◆ RECORDED DATA
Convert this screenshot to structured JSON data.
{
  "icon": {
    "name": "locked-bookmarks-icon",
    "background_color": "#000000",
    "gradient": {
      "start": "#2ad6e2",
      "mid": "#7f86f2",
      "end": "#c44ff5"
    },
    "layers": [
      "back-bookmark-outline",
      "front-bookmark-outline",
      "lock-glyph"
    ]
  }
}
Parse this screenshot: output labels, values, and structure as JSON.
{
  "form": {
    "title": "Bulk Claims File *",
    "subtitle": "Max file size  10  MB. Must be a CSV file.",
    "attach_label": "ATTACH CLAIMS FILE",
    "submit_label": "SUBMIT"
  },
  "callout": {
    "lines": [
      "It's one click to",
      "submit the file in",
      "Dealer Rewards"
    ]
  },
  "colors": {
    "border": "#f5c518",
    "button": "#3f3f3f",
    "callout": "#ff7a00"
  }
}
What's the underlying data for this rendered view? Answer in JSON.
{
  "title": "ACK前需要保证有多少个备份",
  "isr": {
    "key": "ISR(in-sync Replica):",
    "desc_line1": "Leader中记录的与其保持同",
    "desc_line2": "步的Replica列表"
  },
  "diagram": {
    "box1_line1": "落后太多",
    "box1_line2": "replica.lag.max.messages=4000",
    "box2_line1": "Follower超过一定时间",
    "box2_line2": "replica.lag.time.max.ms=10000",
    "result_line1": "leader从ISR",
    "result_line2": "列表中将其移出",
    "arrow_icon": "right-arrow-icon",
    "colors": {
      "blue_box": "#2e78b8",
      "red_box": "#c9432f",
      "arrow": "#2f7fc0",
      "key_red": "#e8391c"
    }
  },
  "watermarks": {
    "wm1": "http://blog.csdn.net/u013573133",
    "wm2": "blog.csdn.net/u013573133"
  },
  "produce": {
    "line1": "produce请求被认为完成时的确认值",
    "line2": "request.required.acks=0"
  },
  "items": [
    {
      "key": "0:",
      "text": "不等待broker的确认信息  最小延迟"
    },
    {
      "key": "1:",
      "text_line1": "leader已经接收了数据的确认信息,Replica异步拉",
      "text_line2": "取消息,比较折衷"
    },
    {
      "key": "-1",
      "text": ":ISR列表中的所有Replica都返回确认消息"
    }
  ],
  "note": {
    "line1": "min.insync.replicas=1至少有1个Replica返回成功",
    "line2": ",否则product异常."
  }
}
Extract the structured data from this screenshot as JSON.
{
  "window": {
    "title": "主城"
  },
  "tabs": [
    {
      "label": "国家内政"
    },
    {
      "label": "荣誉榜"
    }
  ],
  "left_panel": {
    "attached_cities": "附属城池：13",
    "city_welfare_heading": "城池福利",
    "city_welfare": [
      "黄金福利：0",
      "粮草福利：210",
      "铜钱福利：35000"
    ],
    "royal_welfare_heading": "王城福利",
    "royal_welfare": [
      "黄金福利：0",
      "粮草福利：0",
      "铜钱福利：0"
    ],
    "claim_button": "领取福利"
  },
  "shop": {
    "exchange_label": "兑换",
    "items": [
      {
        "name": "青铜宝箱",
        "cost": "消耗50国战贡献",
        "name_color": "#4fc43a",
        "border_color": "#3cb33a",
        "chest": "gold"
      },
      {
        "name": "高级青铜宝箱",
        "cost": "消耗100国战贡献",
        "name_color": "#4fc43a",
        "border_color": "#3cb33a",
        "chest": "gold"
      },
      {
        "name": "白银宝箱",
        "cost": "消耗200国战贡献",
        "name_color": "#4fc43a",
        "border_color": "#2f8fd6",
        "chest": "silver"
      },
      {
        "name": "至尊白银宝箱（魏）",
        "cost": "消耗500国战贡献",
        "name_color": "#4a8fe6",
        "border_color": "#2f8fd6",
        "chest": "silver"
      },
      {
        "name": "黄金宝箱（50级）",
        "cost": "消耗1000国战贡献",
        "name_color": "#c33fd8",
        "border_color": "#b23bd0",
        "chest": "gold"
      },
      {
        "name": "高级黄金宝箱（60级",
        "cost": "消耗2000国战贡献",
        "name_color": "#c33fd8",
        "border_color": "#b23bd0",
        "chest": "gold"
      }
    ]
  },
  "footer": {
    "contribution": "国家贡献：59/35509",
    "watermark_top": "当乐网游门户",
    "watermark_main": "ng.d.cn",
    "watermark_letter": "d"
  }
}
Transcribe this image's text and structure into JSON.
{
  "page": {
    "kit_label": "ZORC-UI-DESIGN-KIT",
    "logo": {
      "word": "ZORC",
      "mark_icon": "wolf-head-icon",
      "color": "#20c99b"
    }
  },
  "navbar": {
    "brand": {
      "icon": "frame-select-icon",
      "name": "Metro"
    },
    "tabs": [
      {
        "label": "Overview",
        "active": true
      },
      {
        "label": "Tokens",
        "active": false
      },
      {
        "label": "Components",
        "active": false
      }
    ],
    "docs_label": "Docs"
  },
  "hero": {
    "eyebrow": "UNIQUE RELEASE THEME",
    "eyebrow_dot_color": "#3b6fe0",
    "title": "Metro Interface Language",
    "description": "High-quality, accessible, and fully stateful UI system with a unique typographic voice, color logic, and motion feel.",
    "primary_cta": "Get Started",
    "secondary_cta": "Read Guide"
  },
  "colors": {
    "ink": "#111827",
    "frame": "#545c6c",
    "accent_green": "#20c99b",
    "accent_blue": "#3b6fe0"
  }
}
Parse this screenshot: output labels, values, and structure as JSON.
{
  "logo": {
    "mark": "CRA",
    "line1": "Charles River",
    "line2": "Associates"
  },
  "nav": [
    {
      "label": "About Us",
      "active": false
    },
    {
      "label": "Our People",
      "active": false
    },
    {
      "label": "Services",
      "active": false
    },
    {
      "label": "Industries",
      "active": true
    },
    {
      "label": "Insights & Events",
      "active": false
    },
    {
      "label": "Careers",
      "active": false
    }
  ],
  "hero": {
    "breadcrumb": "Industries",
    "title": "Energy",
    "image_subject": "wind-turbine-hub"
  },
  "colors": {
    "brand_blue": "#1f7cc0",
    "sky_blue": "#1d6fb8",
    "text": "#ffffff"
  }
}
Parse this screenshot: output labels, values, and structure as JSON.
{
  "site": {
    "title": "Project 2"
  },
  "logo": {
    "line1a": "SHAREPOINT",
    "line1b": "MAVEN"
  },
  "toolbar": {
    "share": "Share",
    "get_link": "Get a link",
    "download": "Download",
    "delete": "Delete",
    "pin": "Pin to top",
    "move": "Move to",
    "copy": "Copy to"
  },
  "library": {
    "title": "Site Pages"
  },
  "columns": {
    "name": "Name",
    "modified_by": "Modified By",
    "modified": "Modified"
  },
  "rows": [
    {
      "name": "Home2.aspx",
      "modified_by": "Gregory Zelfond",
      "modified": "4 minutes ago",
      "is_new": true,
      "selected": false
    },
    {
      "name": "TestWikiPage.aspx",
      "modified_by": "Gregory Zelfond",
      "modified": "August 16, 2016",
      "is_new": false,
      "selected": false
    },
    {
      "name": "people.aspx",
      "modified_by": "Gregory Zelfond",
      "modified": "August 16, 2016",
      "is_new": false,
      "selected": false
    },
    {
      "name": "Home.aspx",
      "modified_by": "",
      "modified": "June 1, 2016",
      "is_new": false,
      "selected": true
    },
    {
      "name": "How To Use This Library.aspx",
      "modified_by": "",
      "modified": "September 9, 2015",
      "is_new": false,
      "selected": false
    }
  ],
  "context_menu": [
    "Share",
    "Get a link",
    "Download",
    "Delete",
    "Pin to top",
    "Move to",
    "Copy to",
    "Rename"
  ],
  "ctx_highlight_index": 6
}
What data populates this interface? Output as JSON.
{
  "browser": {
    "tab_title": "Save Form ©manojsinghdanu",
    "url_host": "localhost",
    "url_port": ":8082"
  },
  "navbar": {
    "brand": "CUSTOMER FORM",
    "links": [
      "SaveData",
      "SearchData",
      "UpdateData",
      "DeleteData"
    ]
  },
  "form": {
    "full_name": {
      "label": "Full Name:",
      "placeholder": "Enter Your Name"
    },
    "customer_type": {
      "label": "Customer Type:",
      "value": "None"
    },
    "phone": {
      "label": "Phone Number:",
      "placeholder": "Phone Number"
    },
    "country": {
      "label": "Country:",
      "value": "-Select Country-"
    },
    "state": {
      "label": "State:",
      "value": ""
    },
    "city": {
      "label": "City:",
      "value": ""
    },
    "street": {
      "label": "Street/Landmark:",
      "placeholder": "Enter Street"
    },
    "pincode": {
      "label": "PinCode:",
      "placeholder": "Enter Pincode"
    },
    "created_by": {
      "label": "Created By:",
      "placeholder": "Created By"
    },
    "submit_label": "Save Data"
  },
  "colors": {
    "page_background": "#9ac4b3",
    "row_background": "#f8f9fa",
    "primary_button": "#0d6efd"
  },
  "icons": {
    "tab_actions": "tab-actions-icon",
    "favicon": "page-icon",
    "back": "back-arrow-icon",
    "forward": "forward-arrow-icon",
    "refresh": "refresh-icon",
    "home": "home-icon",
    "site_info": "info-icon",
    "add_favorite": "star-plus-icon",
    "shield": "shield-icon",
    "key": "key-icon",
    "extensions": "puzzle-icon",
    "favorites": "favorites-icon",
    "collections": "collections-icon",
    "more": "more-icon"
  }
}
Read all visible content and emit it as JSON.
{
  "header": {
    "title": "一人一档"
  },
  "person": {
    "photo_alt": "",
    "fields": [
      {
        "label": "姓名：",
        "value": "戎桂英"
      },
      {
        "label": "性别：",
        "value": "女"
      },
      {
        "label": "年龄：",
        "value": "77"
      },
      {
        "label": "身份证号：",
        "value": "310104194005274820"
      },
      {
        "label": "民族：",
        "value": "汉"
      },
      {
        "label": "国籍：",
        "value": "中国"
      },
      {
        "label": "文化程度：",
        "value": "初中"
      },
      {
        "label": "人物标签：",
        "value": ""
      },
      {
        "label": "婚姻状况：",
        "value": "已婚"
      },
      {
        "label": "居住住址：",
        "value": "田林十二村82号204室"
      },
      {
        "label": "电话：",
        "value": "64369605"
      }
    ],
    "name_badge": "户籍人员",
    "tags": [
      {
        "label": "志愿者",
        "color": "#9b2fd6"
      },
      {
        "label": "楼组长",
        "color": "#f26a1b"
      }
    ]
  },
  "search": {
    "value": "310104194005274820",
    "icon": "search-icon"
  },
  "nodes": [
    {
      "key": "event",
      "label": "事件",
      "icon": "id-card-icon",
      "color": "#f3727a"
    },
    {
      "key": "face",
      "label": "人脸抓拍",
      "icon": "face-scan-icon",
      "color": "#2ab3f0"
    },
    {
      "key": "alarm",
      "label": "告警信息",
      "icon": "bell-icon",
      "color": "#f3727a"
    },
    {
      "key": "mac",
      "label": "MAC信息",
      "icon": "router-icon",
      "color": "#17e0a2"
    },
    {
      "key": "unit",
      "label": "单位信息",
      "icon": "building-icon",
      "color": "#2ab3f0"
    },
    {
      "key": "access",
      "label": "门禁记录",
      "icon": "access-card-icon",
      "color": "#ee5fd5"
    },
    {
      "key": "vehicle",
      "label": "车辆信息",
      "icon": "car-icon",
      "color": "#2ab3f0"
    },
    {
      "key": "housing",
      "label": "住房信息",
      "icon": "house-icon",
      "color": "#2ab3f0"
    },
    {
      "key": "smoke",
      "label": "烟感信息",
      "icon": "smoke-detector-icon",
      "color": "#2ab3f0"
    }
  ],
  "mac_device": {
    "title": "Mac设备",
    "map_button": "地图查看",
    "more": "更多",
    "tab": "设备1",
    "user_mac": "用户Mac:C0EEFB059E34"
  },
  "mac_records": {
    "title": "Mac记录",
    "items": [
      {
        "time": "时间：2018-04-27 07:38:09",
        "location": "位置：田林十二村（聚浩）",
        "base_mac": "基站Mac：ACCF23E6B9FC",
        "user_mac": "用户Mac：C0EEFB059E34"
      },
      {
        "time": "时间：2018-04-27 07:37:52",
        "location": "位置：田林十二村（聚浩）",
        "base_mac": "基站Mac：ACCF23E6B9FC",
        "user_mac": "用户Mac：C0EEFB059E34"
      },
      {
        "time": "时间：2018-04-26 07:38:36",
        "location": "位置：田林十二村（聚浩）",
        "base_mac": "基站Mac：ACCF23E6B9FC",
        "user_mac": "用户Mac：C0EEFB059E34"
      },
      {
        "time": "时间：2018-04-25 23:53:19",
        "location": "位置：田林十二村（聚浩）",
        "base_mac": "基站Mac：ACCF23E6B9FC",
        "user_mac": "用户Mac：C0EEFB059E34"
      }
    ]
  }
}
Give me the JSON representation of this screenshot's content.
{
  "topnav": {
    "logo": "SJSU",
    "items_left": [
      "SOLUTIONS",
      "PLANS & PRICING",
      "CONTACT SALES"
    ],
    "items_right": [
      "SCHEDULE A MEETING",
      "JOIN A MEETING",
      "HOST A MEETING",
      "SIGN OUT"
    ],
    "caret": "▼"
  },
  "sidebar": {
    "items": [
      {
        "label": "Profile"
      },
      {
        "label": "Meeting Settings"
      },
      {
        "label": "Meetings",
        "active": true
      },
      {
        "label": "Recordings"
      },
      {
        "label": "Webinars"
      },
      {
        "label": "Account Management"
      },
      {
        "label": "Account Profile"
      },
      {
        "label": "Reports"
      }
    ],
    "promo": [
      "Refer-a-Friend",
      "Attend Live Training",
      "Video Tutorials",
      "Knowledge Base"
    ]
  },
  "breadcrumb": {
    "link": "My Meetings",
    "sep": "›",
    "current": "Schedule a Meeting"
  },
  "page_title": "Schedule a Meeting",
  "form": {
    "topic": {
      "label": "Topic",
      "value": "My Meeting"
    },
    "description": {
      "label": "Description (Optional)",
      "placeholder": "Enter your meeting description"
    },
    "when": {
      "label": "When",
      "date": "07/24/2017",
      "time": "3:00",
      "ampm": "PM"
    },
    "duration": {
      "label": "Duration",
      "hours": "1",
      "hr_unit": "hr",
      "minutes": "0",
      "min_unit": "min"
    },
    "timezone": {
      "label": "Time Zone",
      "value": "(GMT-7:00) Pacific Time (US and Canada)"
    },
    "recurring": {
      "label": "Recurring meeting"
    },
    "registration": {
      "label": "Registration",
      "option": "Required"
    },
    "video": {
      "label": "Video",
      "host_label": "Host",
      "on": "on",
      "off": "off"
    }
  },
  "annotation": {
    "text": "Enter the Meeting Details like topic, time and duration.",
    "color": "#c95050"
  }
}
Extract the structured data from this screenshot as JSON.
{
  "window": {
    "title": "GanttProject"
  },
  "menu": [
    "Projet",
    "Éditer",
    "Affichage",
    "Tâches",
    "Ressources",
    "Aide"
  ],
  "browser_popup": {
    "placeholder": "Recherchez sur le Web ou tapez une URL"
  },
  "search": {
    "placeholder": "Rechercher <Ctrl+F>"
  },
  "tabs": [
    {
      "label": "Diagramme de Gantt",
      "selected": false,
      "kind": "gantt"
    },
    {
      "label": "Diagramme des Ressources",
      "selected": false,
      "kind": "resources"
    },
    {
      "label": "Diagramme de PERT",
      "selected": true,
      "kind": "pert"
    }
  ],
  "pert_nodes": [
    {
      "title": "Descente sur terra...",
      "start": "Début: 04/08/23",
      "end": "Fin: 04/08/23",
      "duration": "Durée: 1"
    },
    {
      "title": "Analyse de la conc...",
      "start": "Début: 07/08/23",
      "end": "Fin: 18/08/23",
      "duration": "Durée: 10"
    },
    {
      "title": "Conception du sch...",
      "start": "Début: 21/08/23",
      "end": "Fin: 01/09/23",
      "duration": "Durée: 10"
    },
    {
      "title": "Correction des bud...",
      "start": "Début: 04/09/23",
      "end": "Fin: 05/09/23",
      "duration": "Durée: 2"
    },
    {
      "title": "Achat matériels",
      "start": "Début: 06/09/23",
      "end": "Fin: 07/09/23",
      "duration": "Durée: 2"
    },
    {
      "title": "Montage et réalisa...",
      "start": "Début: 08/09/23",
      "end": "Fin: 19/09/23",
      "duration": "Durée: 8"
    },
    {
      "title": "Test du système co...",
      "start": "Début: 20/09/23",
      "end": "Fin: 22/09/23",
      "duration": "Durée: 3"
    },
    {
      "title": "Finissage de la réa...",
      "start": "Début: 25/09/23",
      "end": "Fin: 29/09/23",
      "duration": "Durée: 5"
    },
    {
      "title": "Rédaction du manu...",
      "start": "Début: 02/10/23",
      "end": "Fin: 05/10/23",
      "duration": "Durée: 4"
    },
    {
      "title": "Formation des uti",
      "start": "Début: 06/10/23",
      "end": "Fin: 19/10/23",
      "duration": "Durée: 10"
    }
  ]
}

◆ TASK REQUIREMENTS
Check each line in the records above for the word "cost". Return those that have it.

◆ ANSWER TO THIS PROBLEM
        "cost": "消耗50国战贡献",
        "cost": "消耗100国战贡献",
        "cost": "消耗200国战贡献",
        "cost": "消耗500国战贡献",
        "cost": "消耗1000国战贡献",
        "cost": "消耗2000国战贡献",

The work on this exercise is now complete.